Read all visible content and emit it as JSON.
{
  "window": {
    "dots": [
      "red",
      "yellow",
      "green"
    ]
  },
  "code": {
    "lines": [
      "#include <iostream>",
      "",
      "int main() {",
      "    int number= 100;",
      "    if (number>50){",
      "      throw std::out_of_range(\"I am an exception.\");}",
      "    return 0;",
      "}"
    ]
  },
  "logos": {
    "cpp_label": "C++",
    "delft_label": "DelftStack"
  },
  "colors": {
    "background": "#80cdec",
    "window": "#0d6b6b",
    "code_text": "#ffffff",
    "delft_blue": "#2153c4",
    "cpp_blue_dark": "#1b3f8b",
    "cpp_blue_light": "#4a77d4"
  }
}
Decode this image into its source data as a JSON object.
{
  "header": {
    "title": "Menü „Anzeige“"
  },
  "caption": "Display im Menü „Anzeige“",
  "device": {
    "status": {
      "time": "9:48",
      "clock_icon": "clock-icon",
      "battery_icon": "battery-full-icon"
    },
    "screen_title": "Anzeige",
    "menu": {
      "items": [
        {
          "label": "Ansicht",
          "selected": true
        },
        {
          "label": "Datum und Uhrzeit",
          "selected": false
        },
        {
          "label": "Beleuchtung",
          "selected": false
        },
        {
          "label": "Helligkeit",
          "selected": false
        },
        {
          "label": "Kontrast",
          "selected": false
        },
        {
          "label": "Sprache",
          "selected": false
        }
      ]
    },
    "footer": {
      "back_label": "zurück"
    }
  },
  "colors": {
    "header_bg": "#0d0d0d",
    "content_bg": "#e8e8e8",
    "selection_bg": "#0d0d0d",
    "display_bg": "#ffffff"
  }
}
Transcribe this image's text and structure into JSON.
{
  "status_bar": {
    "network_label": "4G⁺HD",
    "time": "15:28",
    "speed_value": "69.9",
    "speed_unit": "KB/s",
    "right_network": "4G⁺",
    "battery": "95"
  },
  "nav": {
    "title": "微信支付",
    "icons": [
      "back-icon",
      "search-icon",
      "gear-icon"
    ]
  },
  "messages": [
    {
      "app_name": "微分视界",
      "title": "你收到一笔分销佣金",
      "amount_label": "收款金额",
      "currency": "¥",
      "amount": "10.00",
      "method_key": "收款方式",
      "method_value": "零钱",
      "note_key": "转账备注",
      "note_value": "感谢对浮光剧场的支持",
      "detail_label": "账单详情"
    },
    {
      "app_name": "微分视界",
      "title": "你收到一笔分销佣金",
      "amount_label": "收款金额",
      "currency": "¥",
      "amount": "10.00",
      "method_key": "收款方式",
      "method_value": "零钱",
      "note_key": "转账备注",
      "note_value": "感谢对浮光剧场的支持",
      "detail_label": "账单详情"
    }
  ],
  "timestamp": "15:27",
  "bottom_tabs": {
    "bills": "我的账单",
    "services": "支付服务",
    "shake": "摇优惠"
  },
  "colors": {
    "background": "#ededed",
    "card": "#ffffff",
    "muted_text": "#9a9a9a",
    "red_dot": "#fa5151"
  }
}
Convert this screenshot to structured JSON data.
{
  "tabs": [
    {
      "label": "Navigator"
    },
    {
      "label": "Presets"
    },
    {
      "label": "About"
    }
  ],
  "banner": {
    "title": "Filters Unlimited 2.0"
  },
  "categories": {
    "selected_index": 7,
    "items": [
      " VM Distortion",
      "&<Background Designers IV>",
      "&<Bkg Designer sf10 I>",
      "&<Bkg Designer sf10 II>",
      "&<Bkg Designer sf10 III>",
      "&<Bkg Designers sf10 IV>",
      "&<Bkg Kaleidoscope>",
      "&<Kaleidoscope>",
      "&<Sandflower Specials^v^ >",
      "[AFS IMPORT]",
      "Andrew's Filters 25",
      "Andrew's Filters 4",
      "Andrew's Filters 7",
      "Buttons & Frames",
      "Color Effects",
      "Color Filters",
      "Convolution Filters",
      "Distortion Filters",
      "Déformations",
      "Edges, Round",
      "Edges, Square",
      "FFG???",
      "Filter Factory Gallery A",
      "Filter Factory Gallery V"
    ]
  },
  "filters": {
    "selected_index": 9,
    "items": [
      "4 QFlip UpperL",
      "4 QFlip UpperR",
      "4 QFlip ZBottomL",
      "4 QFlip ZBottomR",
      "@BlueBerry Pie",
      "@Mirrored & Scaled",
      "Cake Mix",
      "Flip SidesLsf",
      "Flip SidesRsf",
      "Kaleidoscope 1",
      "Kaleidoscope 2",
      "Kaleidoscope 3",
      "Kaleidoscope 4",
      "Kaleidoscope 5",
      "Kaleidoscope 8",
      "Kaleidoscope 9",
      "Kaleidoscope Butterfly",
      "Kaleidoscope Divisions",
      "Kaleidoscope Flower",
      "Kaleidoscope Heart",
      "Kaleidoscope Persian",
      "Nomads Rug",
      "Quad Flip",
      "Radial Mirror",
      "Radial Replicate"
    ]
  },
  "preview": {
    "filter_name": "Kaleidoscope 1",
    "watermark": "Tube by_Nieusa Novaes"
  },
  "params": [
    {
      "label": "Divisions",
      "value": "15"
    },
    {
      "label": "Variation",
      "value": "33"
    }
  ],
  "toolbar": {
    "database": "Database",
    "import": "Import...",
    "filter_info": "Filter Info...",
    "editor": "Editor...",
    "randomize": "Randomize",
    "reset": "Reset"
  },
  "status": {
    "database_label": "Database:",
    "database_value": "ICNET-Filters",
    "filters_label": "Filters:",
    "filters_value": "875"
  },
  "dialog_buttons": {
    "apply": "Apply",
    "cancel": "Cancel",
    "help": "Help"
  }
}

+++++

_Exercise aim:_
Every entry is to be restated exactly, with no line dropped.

_Expected answer:_
Read all visible content and emit it as JSON.
{
  "window": {
    "dots": [
      "red",
      "yellow",
      "green"
    ]
  },
  "code": {
    "lines": [
      "#include <iostream>",
      "",
      "int main() {",
      "    int number= 100;",
      "    if (number>50){",
      "      throw std::out_of_range(\"I am an exception.\");}",
      "    return 0;",
      "}"
    ]
  },
  "logos": {
    "cpp_label": "C++",
    "delft_label": "DelftStack"
  },
  "colors": {
    "background": "#80cdec",
    "window": "#0d6b6b",
    "code_text": "#ffffff",
    "delft_blue": "#2153c4",
    "cpp_blue_dark": "#1b3f8b",
    "cpp_blue_light": "#4a77d4"
  }
}
Decode this image into its source data as a JSON object.
{
  "header": {
    "title": "Menü „Anzeige“"
  },
  "caption": "Display im Menü „Anzeige“",
  "device": {
    "status": {
      "time": "9:48",
      "clock_icon": "clock-icon",
      "battery_icon": "battery-full-icon"
    },
    "screen_title": "Anzeige",
    "menu": {
      "items": [
        {
          "label": "Ansicht",
          "selected": true
        },
        {
          "label": "Datum und Uhrzeit",
          "selected": false
        },
        {
          "label": "Beleuchtung",
          "selected": false
        },
        {
          "label": "Helligkeit",
          "selected": false
        },
        {
          "label": "Kontrast",
          "selected": false
        },
        {
          "label": "Sprache",
          "selected": false
        }
      ]
    },
    "footer": {
      "back_label": "zurück"
    }
  },
  "colors": {
    "header_bg": "#0d0d0d",
    "content_bg": "#e8e8e8",
    "selection_bg": "#0d0d0d",
    "display_bg": "#ffffff"
  }
}
Transcribe this image's text and structure into JSON.
{
  "status_bar": {
    "network_label": "4G⁺HD",
    "time": "15:28",
    "speed_value": "69.9",
    "speed_unit": "KB/s",
    "right_network": "4G⁺",
    "battery": "95"
  },
  "nav": {
    "title": "微信支付",
    "icons": [
      "back-icon",
      "search-icon",
      "gear-icon"
    ]
  },
  "messages": [
    {
      "app_name": "微分视界",
      "title": "你收到一笔分销佣金",
      "amount_label": "收款金额",
      "currency": "¥",
      "amount": "10.00",
      "method_key": "收款方式",
      "method_value": "零钱",
      "note_key": "转账备注",
      "note_value": "感谢对浮光剧场的支持",
      "detail_label": "账单详情"
    },
    {
      "app_name": "微分视界",
      "title": "你收到一笔分销佣金",
      "amount_label": "收款金额",
      "currency": "¥",
      "amount": "10.00",
      "method_key": "收款方式",
      "method_value": "零钱",
      "note_key": "转账备注",
      "note_value": "感谢对浮光剧场的支持",
      "detail_label": "账单详情"
    }
  ],
  "timestamp": "15:27",
  "bottom_tabs": {
    "bills": "我的账单",
    "services": "支付服务",
    "shake": "摇优惠"
  },
  "colors": {
    "background": "#ededed",
    "card": "#ffffff",
    "muted_text": "#9a9a9a",
    "red_dot": "#fa5151"
  }
}
Convert this screenshot to structured JSON data.
{
  "tabs": [
    {
      "label": "Navigator"
    },
    {
      "label": "Presets"
    },
    {
      "label": "About"
    }
  ],
  "banner": {
    "title": "Filters Unlimited 2.0"
  },
  "categories": {
    "selected_index": 7,
    "items": [
      " VM Distortion",
      "&<Background Designers IV>",
      "&<Bkg Designer sf10 I>",
      "&<Bkg Designer sf10 II>",
      "&<Bkg Designer sf10 III>",
      "&<Bkg Designers sf10 IV>",
      "&<Bkg Kaleidoscope>",
      "&<Kaleidoscope>",
      "&<Sandflower Specials^v^ >",
      "[AFS IMPORT]",
      "Andrew's Filters 25",
      "Andrew's Filters 4",
      "Andrew's Filters 7",
      "Buttons & Frames",
      "Color Effects",
      "Color Filters",
      "Convolution Filters",
      "Distortion Filters",
      "Déformations",
      "Edges, Round",
      "Edges, Square",
      "FFG???",
      "Filter Factory Gallery A",
      "Filter Factory Gallery V"
    ]
  },
  "filters": {
    "selected_index": 9,
    "items": [
      "4 QFlip UpperL",
      "4 QFlip UpperR",
      "4 QFlip ZBottomL",
      "4 QFlip ZBottomR",
      "@BlueBerry Pie",
      "@Mirrored & Scaled",
      "Cake Mix",
      "Flip SidesLsf",
      "Flip SidesRsf",
      "Kaleidoscope 1",
      "Kaleidoscope 2",
      "Kaleidoscope 3",
      "Kaleidoscope 4",
      "Kaleidoscope 5",
      "Kaleidoscope 8",
      "Kaleidoscope 9",
      "Kaleidoscope Butterfly",
      "Kaleidoscope Divisions",
      "Kaleidoscope Flower",
      "Kaleidoscope Heart",
      "Kaleidoscope Persian",
      "Nomads Rug",
      "Quad Flip",
      "Radial Mirror",
      "Radial Replicate"
    ]
  },
  "preview": {
    "filter_name": "Kaleidoscope 1",
    "watermark": "Tube by_Nieusa Novaes"
  },
  "params": [
    {
      "label": "Divisions",
      "value": "15"
    },
    {
      "label": "Variation",
      "value": "33"
    }
  ],
  "toolbar": {
    "database": "Database",
    "import": "Import...",
    "filter_info": "Filter Info...",
    "editor": "Editor...",
    "randomize": "Randomize",
    "reset": "Reset"
  },
  "status": {
    "database_label": "Database:",
    "database_value": "ICNET-Filters",
    "filters_label": "Filters:",
    "filters_value": "875"
  },
  "dialog_buttons": {
    "apply": "Apply",
    "cancel": "Cancel",
    "help": "Help"
  }
}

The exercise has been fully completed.